:: TASK DETAILS ::
Here is the listing. Report each line in it that contains the string "values".

:: DATA FOR PROCESSING ::
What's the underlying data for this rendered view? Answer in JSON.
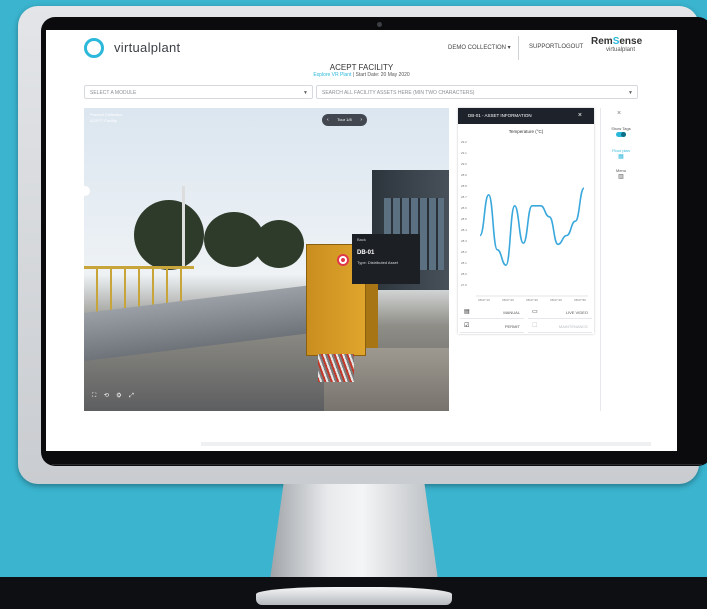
{
  "app": {
    "logo_text": "virtualplant",
    "nav": {
      "demo_collection": "DEMO COLLECTION ▾",
      "support": "SUPPORT",
      "logout": "LOGOUT"
    },
    "brand": {
      "name_part1": "Rem",
      "name_accent": "S",
      "name_part2": "ense",
      "sub": "virtualplant"
    }
  },
  "facility": {
    "title": "ACEPT FACILITY",
    "sub_link": "Explore VR Plant",
    "sub_date": "Start Date: 20 May 2020"
  },
  "filters": {
    "module_placeholder": "SELECT A MODULE",
    "search_placeholder": "SEARCH ALL FACILITY ASSETS HERE (MIN TWO CHARACTERS)"
  },
  "viewer": {
    "label_1": "Product Collection",
    "label_2": "ACEPT Facility",
    "tour_label": "Tour 1/8",
    "tooltip": {
      "header": "Back",
      "asset_id": "DB-01",
      "asset_type": "Type: Distributed Asset"
    },
    "controls": "⛶ ⟲ ⚙ ⤢"
  },
  "sensor_panel": {
    "header": "DB-01 - ASSET INFORMATION",
    "close_icon": "×",
    "buttons": [
      {
        "icon": "file-icon",
        "glyph": "▤",
        "label": "MANUAL",
        "enabled": true
      },
      {
        "icon": "monitor-icon",
        "glyph": "▭",
        "label": "LIVE VIDEO",
        "enabled": true
      },
      {
        "icon": "check-icon",
        "glyph": "☑",
        "label": "PERMIT",
        "enabled": true
      },
      {
        "icon": "maintenance-icon",
        "glyph": "☐",
        "label": "MAINTENANCE",
        "enabled": false
      }
    ]
  },
  "rail": {
    "close": "×",
    "show_tags_label": "Show Tags",
    "floor_plan_label": "Floor plan",
    "menu_label": "Menu"
  },
  "colors": {
    "accent": "#2cb8da",
    "line": "#3aa8dc",
    "panel_header": "#1d222b"
  },
  "chart_data": {
    "type": "line",
    "title": "Temperature (°C)",
    "ylim": [
      27.8,
      29.2
    ],
    "yticks": [
      29.2,
      29.1,
      29.0,
      28.9,
      28.8,
      28.7,
      28.6,
      28.5,
      28.4,
      28.3,
      28.2,
      28.1,
      28.0,
      27.9
    ],
    "xtick_labels": [
      "08:07:10",
      "08:07:20",
      "08:07:30",
      "08:07:40",
      "08:07:50"
    ],
    "series": [
      {
        "values": [
          28.35,
          28.72,
          28.22,
          28.08,
          28.62,
          28.28,
          28.62,
          28.62,
          28.52,
          28.27,
          28.35,
          28.48,
          28.78
        ]
      }
    ],
    "grid": false
  }
}
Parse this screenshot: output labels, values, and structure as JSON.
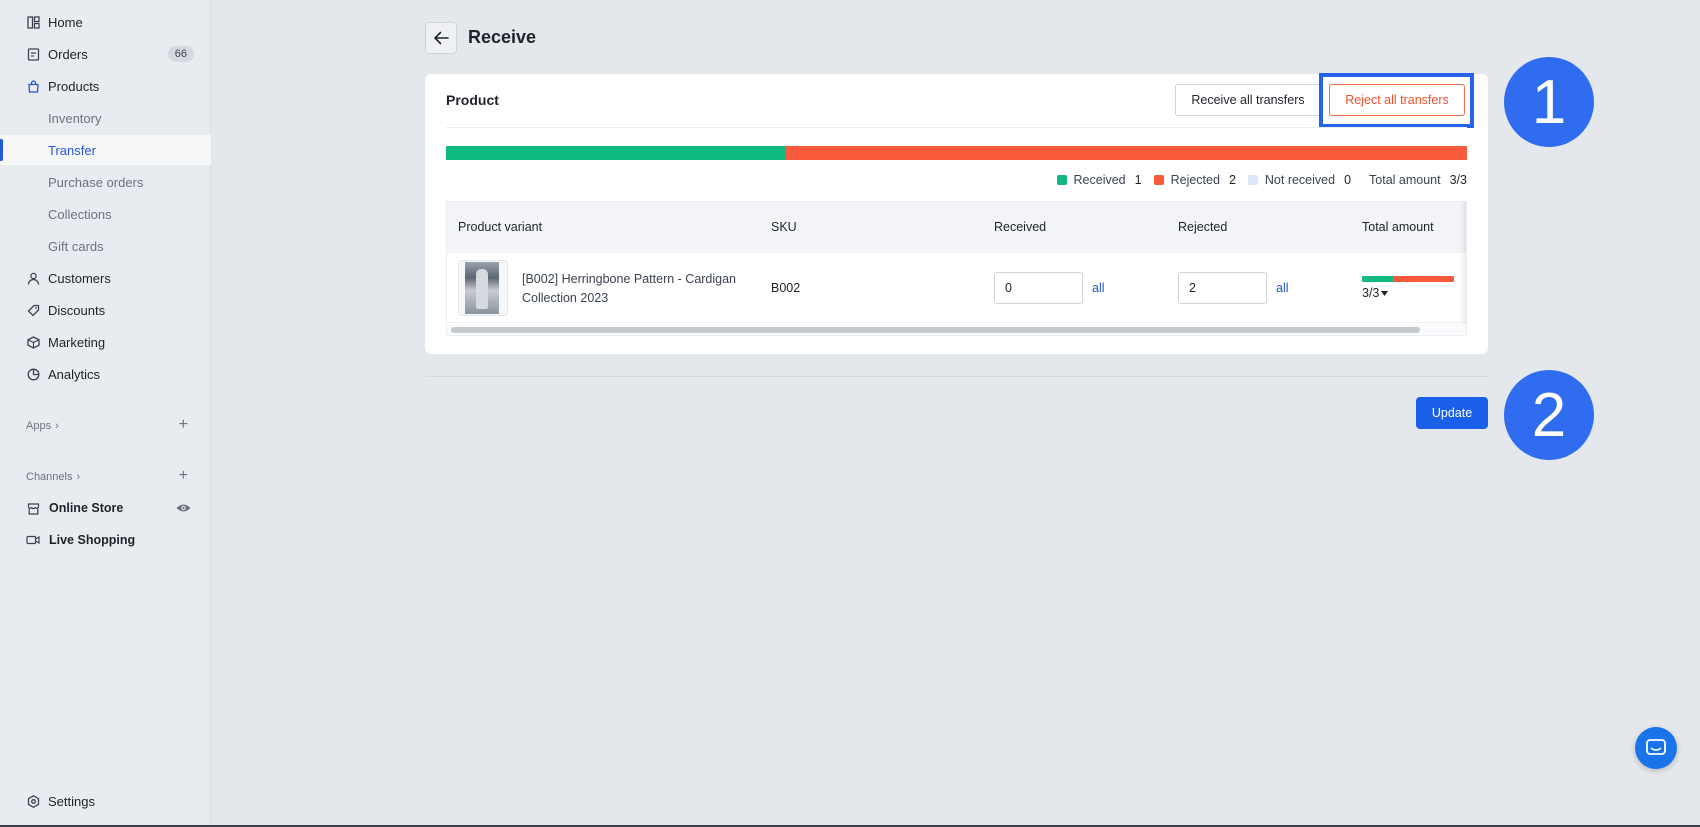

:: SOLUTION ::
        "values": [
Parse this screenshot: output labels, values, and structure as JSON.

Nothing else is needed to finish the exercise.